= Instructions to follow =
Return the data below in full. Keep each character unchanged.

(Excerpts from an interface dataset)
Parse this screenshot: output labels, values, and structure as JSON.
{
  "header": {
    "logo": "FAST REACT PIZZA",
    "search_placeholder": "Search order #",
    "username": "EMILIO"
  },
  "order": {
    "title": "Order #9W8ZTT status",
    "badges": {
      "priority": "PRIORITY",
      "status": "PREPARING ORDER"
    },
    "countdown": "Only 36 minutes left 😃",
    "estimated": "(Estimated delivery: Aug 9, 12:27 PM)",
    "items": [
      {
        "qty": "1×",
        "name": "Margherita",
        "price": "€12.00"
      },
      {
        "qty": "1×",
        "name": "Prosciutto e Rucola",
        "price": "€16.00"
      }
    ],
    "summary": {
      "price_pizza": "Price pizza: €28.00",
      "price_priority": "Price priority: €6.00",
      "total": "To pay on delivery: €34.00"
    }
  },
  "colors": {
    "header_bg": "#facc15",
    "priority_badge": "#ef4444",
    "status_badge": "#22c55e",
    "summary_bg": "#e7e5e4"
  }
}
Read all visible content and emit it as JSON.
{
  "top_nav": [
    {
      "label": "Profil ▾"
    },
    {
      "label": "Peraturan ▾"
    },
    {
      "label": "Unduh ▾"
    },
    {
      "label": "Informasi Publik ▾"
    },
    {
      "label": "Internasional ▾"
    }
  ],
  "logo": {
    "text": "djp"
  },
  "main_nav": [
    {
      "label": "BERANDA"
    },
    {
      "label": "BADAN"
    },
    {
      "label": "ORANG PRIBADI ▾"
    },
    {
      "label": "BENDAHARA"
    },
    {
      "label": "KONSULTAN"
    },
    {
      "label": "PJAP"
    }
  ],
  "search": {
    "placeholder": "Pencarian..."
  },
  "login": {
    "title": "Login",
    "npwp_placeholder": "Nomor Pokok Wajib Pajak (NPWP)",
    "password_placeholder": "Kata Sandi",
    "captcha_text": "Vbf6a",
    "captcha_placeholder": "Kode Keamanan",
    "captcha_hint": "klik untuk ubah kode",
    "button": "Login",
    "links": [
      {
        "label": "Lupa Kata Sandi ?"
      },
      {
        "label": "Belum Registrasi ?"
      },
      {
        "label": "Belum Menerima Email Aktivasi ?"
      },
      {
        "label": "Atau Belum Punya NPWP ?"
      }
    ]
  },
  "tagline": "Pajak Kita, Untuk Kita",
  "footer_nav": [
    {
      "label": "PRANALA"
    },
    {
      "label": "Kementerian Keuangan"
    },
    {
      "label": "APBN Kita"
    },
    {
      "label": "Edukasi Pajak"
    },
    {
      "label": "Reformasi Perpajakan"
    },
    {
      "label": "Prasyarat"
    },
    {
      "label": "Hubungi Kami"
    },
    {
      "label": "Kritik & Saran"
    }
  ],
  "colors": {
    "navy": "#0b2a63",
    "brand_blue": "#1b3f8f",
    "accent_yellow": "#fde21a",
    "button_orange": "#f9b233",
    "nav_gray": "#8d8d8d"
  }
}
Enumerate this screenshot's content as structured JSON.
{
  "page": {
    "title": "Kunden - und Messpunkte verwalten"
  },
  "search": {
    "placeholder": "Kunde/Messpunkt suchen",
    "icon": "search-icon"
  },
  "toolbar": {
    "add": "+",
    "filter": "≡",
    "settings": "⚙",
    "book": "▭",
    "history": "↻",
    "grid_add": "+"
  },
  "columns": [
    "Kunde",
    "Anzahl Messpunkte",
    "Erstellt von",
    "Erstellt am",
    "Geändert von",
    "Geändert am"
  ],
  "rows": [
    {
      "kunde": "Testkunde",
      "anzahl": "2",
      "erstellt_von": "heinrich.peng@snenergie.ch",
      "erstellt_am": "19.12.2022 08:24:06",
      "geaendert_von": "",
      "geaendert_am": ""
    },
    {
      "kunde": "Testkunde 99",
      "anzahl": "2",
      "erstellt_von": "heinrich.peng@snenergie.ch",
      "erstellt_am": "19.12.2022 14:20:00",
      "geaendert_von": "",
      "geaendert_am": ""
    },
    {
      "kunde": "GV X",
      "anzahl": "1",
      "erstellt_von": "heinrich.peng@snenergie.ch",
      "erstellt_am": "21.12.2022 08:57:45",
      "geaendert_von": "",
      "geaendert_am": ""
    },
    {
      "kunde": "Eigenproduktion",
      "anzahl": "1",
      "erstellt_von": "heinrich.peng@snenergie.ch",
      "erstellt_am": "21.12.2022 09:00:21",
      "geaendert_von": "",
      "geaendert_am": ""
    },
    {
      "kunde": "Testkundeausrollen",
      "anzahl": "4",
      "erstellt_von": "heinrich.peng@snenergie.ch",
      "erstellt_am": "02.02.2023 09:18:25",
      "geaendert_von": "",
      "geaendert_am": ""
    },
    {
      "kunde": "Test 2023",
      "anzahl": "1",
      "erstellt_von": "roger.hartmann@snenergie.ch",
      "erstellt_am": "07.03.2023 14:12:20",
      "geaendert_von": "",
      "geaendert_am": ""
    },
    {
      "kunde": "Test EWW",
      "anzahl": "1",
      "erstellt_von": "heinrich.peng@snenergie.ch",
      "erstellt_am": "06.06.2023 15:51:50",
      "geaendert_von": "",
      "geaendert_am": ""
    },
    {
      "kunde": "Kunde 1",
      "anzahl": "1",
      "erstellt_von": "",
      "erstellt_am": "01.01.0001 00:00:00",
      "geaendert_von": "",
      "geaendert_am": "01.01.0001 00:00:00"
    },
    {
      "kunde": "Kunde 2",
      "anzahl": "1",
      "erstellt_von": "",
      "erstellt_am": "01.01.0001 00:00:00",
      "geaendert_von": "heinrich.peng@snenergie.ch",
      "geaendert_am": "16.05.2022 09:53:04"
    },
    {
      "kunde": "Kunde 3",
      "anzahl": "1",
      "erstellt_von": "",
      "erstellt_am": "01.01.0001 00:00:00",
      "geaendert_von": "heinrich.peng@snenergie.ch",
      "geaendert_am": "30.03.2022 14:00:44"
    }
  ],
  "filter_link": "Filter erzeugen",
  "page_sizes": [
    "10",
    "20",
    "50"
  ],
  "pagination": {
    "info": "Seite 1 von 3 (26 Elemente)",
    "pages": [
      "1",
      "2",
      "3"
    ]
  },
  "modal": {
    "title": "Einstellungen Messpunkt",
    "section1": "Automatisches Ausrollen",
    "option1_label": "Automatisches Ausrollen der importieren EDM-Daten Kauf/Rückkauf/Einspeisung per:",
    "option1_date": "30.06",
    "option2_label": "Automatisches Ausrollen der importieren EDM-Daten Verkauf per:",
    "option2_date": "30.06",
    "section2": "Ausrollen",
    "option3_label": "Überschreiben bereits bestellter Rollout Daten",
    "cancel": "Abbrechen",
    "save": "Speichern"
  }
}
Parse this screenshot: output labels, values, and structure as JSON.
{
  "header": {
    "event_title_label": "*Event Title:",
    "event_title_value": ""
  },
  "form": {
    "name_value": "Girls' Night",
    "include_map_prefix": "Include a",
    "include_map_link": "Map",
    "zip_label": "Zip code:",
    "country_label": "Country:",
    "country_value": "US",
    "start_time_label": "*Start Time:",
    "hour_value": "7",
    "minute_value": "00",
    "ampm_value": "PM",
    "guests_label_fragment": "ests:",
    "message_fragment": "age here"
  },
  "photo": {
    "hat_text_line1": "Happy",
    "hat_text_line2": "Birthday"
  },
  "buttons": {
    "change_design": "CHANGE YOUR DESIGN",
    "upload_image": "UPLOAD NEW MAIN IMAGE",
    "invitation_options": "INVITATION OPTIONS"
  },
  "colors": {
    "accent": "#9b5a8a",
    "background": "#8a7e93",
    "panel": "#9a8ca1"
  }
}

= Exercise answer =
Parse this screenshot: output labels, values, and structure as JSON.
{
  "header": {
    "logo": "FAST REACT PIZZA",
    "search_placeholder": "Search order #",
    "username": "EMILIO"
  },
  "order": {
    "title": "Order #9W8ZTT status",
    "badges": {
      "priority": "PRIORITY",
      "status": "PREPARING ORDER"
    },
    "countdown": "Only 36 minutes left 😃",
    "estimated": "(Estimated delivery: Aug 9, 12:27 PM)",
    "items": [
      {
        "qty": "1×",
        "name": "Margherita",
        "price": "€12.00"
      },
      {
        "qty": "1×",
        "name": "Prosciutto e Rucola",
        "price": "€16.00"
      }
    ],
    "summary": {
      "price_pizza": "Price pizza: €28.00",
      "price_priority": "Price priority: €6.00",
      "total": "To pay on delivery: €34.00"
    }
  },
  "colors": {
    "header_bg": "#facc15",
    "priority_badge": "#ef4444",
    "status_badge": "#22c55e",
    "summary_bg": "#e7e5e4"
  }
}
Read all visible content and emit it as JSON.
{
  "top_nav": [
    {
      "label": "Profil ▾"
    },
    {
      "label": "Peraturan ▾"
    },
    {
      "label": "Unduh ▾"
    },
    {
      "label": "Informasi Publik ▾"
    },
    {
      "label": "Internasional ▾"
    }
  ],
  "logo": {
    "text": "djp"
  },
  "main_nav": [
    {
      "label": "BERANDA"
    },
    {
      "label": "BADAN"
    },
    {
      "label": "ORANG PRIBADI ▾"
    },
    {
      "label": "BENDAHARA"
    },
    {
      "label": "KONSULTAN"
    },
    {
      "label": "PJAP"
    }
  ],
  "search": {
    "placeholder": "Pencarian..."
  },
  "login": {
    "title": "Login",
    "npwp_placeholder": "Nomor Pokok Wajib Pajak (NPWP)",
    "password_placeholder": "Kata Sandi",
    "captcha_text": "Vbf6a",
    "captcha_placeholder": "Kode Keamanan",
    "captcha_hint": "klik untuk ubah kode",
    "button": "Login",
    "links": [
      {
        "label": "Lupa Kata Sandi ?"
      },
      {
        "label": "Belum Registrasi ?"
      },
      {
        "label": "Belum Menerima Email Aktivasi ?"
      },
      {
        "label": "Atau Belum Punya NPWP ?"
      }
    ]
  },
  "tagline": "Pajak Kita, Untuk Kita",
  "footer_nav": [
    {
      "label": "PRANALA"
    },
    {
      "label": "Kementerian Keuangan"
    },
    {
      "label": "APBN Kita"
    },
    {
      "label": "Edukasi Pajak"
    },
    {
      "label": "Reformasi Perpajakan"
    },
    {
      "label": "Prasyarat"
    },
    {
      "label": "Hubungi Kami"
    },
    {
      "label": "Kritik & Saran"
    }
  ],
  "colors": {
    "navy": "#0b2a63",
    "brand_blue": "#1b3f8f",
    "accent_yellow": "#fde21a",
    "button_orange": "#f9b233",
    "nav_gray": "#8d8d8d"
  }
}
Enumerate this screenshot's content as structured JSON.
{
  "page": {
    "title": "Kunden - und Messpunkte verwalten"
  },
  "search": {
    "placeholder": "Kunde/Messpunkt suchen",
    "icon": "search-icon"
  },
  "toolbar": {
    "add": "+",
    "filter": "≡",
    "settings": "⚙",
    "book": "▭",
    "history": "↻",
    "grid_add": "+"
  },
  "columns": [
    "Kunde",
    "Anzahl Messpunkte",
    "Erstellt von",
    "Erstellt am",
    "Geändert von",
    "Geändert am"
  ],
  "rows": [
    {
      "kunde": "Testkunde",
      "anzahl": "2",
      "erstellt_von": "heinrich.peng@snenergie.ch",
      "erstellt_am": "19.12.2022 08:24:06",
      "geaendert_von": "",
      "geaendert_am": ""
    },
    {
      "kunde": "Testkunde 99",
      "anzahl": "2",
      "erstellt_von": "heinrich.peng@snenergie.ch",
      "erstellt_am": "19.12.2022 14:20:00",
      "geaendert_von": "",
      "geaendert_am": ""
    },
    {
      "kunde": "GV X",
      "anzahl": "1",
      "erstellt_von": "heinrich.peng@snenergie.ch",
      "erstellt_am": "21.12.2022 08:57:45",
      "geaendert_von": "",
      "geaendert_am": ""
    },
    {
      "kunde": "Eigenproduktion",
      "anzahl": "1",
      "erstellt_von": "heinrich.peng@snenergie.ch",
      "erstellt_am": "21.12.2022 09:00:21",
      "geaendert_von": "",
      "geaendert_am": ""
    },
    {
      "kunde": "Testkundeausrollen",
      "anzahl": "4",
      "erstellt_von": "heinrich.peng@snenergie.ch",
      "erstellt_am": "02.02.2023 09:18:25",
      "geaendert_von": "",
      "geaendert_am": ""
    },
    {
      "kunde": "Test 2023",
      "anzahl": "1",
      "erstellt_von": "roger.hartmann@snenergie.ch",
      "erstellt_am": "07.03.2023 14:12:20",
      "geaendert_von": "",
      "geaendert_am": ""
    },
    {
      "kunde": "Test EWW",
      "anzahl": "1",
      "erstellt_von": "heinrich.peng@snenergie.ch",
      "erstellt_am": "06.06.2023 15:51:50",
      "geaendert_von": "",
      "geaendert_am": ""
    },
    {
      "kunde": "Kunde 1",
      "anzahl": "1",
      "erstellt_von": "",
      "erstellt_am": "01.01.0001 00:00:00",
      "geaendert_von": "",
      "geaendert_am": "01.01.0001 00:00:00"
    },
    {
      "kunde": "Kunde 2",
      "anzahl": "1",
      "erstellt_von": "",
      "erstellt_am": "01.01.0001 00:00:00",
      "geaendert_von": "heinrich.peng@snenergie.ch",
      "geaendert_am": "16.05.2022 09:53:04"
    },
    {
      "kunde": "Kunde 3",
      "anzahl": "1",
      "erstellt_von": "",
      "erstellt_am": "01.01.0001 00:00:00",
      "geaendert_von": "heinrich.peng@snenergie.ch",
      "geaendert_am": "30.03.2022 14:00:44"
    }
  ],
  "filter_link": "Filter erzeugen",
  "page_sizes": [
    "10",
    "20",
    "50"
  ],
  "pagination": {
    "info": "Seite 1 von 3 (26 Elemente)",
    "pages": [
      "1",
      "2",
      "3"
    ]
  },
  "modal": {
    "title": "Einstellungen Messpunkt",
    "section1": "Automatisches Ausrollen",
    "option1_label": "Automatisches Ausrollen der importieren EDM-Daten Kauf/Rückkauf/Einspeisung per:",
    "option1_date": "30.06",
    "option2_label": "Automatisches Ausrollen der importieren EDM-Daten Verkauf per:",
    "option2_date": "30.06",
    "section2": "Ausrollen",
    "option3_label": "Überschreiben bereits bestellter Rollout Daten",
    "cancel": "Abbrechen",
    "save": "Speichern"
  }
}
Parse this screenshot: output labels, values, and structure as JSON.
{
  "header": {
    "event_title_label": "*Event Title:",
    "event_title_value": ""
  },
  "form": {
    "name_value": "Girls' Night",
    "include_map_prefix": "Include a",
    "include_map_link": "Map",
    "zip_label": "Zip code:",
    "country_label": "Country:",
    "country_value": "US",
    "start_time_label": "*Start Time:",
    "hour_value": "7",
    "minute_value": "00",
    "ampm_value": "PM",
    "guests_label_fragment": "ests:",
    "message_fragment": "age here"
  },
  "photo": {
    "hat_text_line1": "Happy",
    "hat_text_line2": "Birthday"
  },
  "buttons": {
    "change_design": "CHANGE YOUR DESIGN",
    "upload_image": "UPLOAD NEW MAIN IMAGE",
    "invitation_options": "INVITATION OPTIONS"
  },
  "colors": {
    "accent": "#9b5a8a",
    "background": "#8a7e93",
    "panel": "#9a8ca1"
  }
}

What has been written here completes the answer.